In the book, Leading with Vision, the authors shared a story that has been stuck in my mind for weeks. Co-author Simon Vetter tells the story of how, when he was 12 years old, he played soccer every week with his friends. He loved playing soccer and would often play until the sun went down. But on Wednesdays, no matter what the score was, he left his friends on the field promptly at 6pm and sprinted home.
There was only one thing that could tear him away from soccer with his friends- apricot pie. His mother’s apricot pie was his favorite thing. He could practically taste the pie as he sprinted all the way home. He knew he’d arrive just in time for her to scoop out some ice cream and top that pie. Nothing could keep him from his mom’s apricot pie. So, on those days, he’d race home and take stairs two at a time to reach the dinner table as fast as he could.
Something about that story really resonated with me. I’ve never had apricot pie before, and my mom rarely cooked dinner, let alone a homemade pie, so it wasn’t the food itself that caught my attention. It was the passion I felt from that vision. He loved apricot pie so much that he was willing to bypass soccer time with friends for something better.
He took stairs two at a time.
When was the last time you took stairs two at a time? When was the last time you were so passionate that you had to run, not walk to reach your goal?
Throughout our lifetimes, we spend 90,000 hours at work. We owe it to ourselves to enjoy what we do. Given the fact that 71% of the workforce is disengaged, it’s clear that most of us haven’t found our apricot pie.
- If you watch the clock every day and count down the minutes until 5pm, you haven’t found your apricot pie.

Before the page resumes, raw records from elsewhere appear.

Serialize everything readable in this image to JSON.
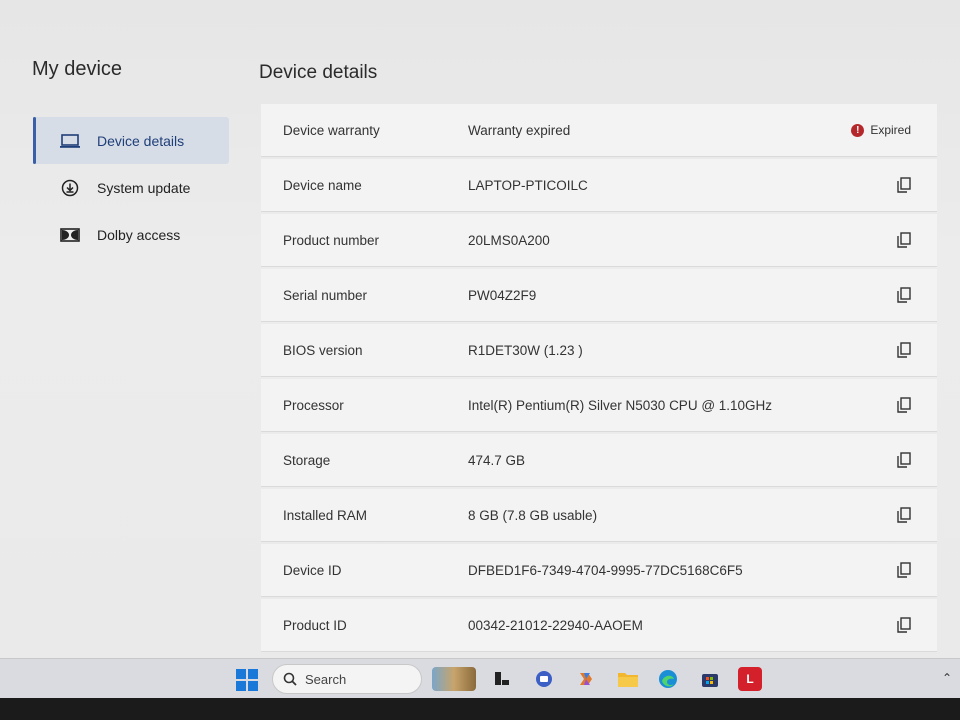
{
  "sidebar": {
    "title": "My device",
    "items": [
      {
        "label": "Device details",
        "icon": "laptop-icon",
        "active": true
      },
      {
        "label": "System update",
        "icon": "download-circle-icon",
        "active": false
      },
      {
        "label": "Dolby access",
        "icon": "dolby-icon",
        "active": false
      }
    ]
  },
  "main": {
    "title": "Device details",
    "rows": [
      {
        "label": "Device warranty",
        "value": "Warranty expired",
        "badge": "Expired"
      },
      {
        "label": "Device name",
        "value": "LAPTOP-PTICOILC"
      },
      {
        "label": "Product number",
        "value": "20LMS0A200"
      },
      {
        "label": "Serial number",
        "value": "PW04Z2F9"
      },
      {
        "label": "BIOS version",
        "value": "R1DET30W (1.23 )"
      },
      {
        "label": "Processor",
        "value": "Intel(R) Pentium(R) Silver N5030 CPU @ 1.10GHz"
      },
      {
        "label": "Storage",
        "value": "474.7 GB"
      },
      {
        "label": "Installed RAM",
        "value": "8 GB (7.8 GB usable)"
      },
      {
        "label": "Device ID",
        "value": "DFBED1F6-7349-4704-9995-77DC5168C6F5"
      },
      {
        "label": "Product ID",
        "value": "00342-21012-22940-AAOEM"
      }
    ]
  },
  "taskbar": {
    "search_label": "Search",
    "lenovo_label": "L"
  },
  "colors": {
    "accent": "#3a5fa8",
    "expired": "#b4282c",
    "windows_blue": "#1a78d8",
    "lenovo_red": "#d4202a"
  }
}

- If you grow increasingly depressed on Sunday evenings, you haven’t found your apricot pie.
- If you wake up in the morning and brainstorm which sick day excuse will be the most believable given your frequent absences lately, then you haven’t found your apricot pie.
For many of us, defining our own Apricot Pie vision is the hardest part. Once the vision is cast, the next challenge is taking that first step. Pursuing apricot pie is often a risk. We have to let go of the familiar and secure in pursuit of something bigger. We have to acknowledge that we’ve been on the wrong path. We might have to say goodbye to friends, colleagues, and mentors to move forward.
Be brave and relentlessly pursue what ignites fire in your soul. Be unapologetic for letting go of anything that stands in your way. Acknowledge that the only thing standing between you and your best life is fear. Fear doesn’t stand a chance when you have apricot pie in your heart!
“There is no passion to be found playing small – in settling for a life that is less than the one you are capable of living” – Nelson Mandela